The Straight Story

Movie Name: The Straight Story
Year of Release: 1999
Director: David Lynch
Stars: Richard Farnsworth, Sissy Spacek, Harry Dean Stanton, Everett McGill, Jane Galloway Heitz, Joseph Carpenter, Donald Wiegert, Ed Grennan, Jack Walsh, James Cada
Genre: Drama
Score out of ten (whole numbers only): 9
Watch it on Amazon

Synopsis & Review:
After "Lost Highway", director David Lynch tackled a decidedly different story and a very different tone for what became "The Straight Story". The film is based on a true story, and focuses on Alvin Straight's odyssey in 1994, of going to visit his brother Lyle, from Iowa to Wisconsin on a lawn mower. Alvin is a War veteran who lives with his daughter Rose, who has a mental disability. When he hears that his brother Lyle has suffered a stroke, Alvin decides to go for a visit. Since he can't drive anymore, he decides to hitch a trailer to his lawn tractor, and sets off on the 240 mile journey from Iowa to Wisconsin.
David Lynch has one of the most distinct voices in cinema, mostly because as an artist, he places on screen exactly the way he envisions the universe that surrounds him.

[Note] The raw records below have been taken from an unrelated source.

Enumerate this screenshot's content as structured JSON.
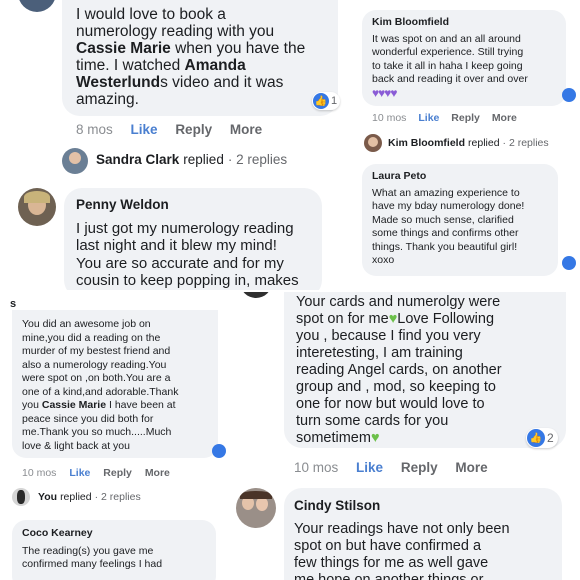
{
  "p1": {
    "comment": {
      "l1": "I would love to book a",
      "l2": "numerology reading with you",
      "l3_name": "Cassie Marie",
      "l3_rest": " when you have the",
      "l4_pre": "time. I watched ",
      "l4_name": "Amanda",
      "l5_name": "Westerlund",
      "l5_rest": "s video and it was",
      "l6": "amazing."
    },
    "react_count": "1",
    "time": "8 mos",
    "like": "Like",
    "reply": "Reply",
    "more": "More",
    "replied_name": "Sandra Clark",
    "replied_text": "replied",
    "replies": "· 2 replies",
    "second": {
      "name": "Penny Weldon",
      "l1": "I just got my numerology reading",
      "l2": "last night and it blew my mind!",
      "l3": "You are so accurate and for my",
      "l4": "cousin to keep popping in, makes"
    }
  },
  "p2": {
    "first": {
      "name": "Kim Bloomfield",
      "l1": "It was spot on and an all around",
      "l2": "wonderful experience. Still trying",
      "l3": "to take it all in haha I keep going",
      "l4": "back and reading it over and over"
    },
    "time": "10 mos",
    "like": "Like",
    "reply": "Reply",
    "more": "More",
    "replied_name": "Kim Bloomfield",
    "replied_text": "replied",
    "replies": "· 2 replies",
    "second": {
      "name": "Laura Peto",
      "l1": "What an amazing experience to",
      "l2": "have my bday numerology done!",
      "l3": "Made so much sense, clarified",
      "l4": "some things and confirms other",
      "l5": "things. Thank you beautiful girl!",
      "l6": "xoxo"
    }
  },
  "p3": {
    "partial_name": "s",
    "comment": {
      "l1": "You did an awesome job on",
      "l2": "mine,you did a reading on the",
      "l3": "murder of my bestest friend and",
      "l4": "also a numerology reading.You",
      "l5": "were spot on ,on both.You are a",
      "l6": "one of a kind,and adorable.Thank",
      "l7_pre": "you ",
      "l7_name": "Cassie Marie",
      "l7_rest": " I have been at",
      "l8": "peace since you did both for",
      "l9": "me.Thank you so much.....Much",
      "l10": "love & light back at you"
    },
    "time": "10 mos",
    "like": "Like",
    "reply": "Reply",
    "more": "More",
    "replied_name": "You",
    "replied_text": "replied",
    "replies": "· 2 replies",
    "second": {
      "name": "Coco Kearney",
      "l1": "The reading(s) you gave me",
      "l2": "confirmed many feelings I had"
    }
  },
  "p4": {
    "comment": {
      "l1": "Your cards and numerolgy were",
      "l2_pre": "spot on for me",
      "l2_post": "Love Following",
      "l3": "you , because I find you very",
      "l4": "interetesting, I am training",
      "l5": "reading Angel cards, on another",
      "l6": "group and , mod, so keeping to",
      "l7": "one for now but would love to",
      "l8": "turn some cards for you",
      "l9": "sometimem"
    },
    "react_count": "2",
    "time": "10 mos",
    "like": "Like",
    "reply": "Reply",
    "more": "More",
    "second": {
      "name": "Cindy Stilson",
      "l1": "Your readings have not only been",
      "l2": "spot on but have confirmed a",
      "l3": "few things for me as well gave",
      "l4": "me hope on another things or"
    }
  },
  "colors": {
    "bubble": "#f0f2f5",
    "like_blue": "#4a7fd0",
    "meta_gray": "#65676b",
    "badge_blue": "#3578e5"
  }
}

Some of his films have been considered surreal and overly abstract, but there's definitely a common thread throughout his career: his films try to depict the different layers that exist to reality, and sometimes that reality is populated with exaggerated characters or what we traditionally consider eccentrics, but that's nonetheless his interpretations of what he sees surrounding him (and what is fed to him in terms of influences, through other films, music, art). "The Straight Story", much like "The Elephant Man", may feel like one of the most direct and accessible films he's directed, but it falls under his cannon of representing the oddities of life and of people, as part of what makes all these layers so strange and interesting. The film has his unique point of view, and has a heart, something that is embodied perfectly by Richard Farnsworth (in what turned out to be his last performance) and also by the always terrific Sissy Spacek, who embodies kindness perfectly with her subdued performance. The cinematography from Freddie Francis is beautiful (in what turned out to be his last film also). A great film from a fantastic director.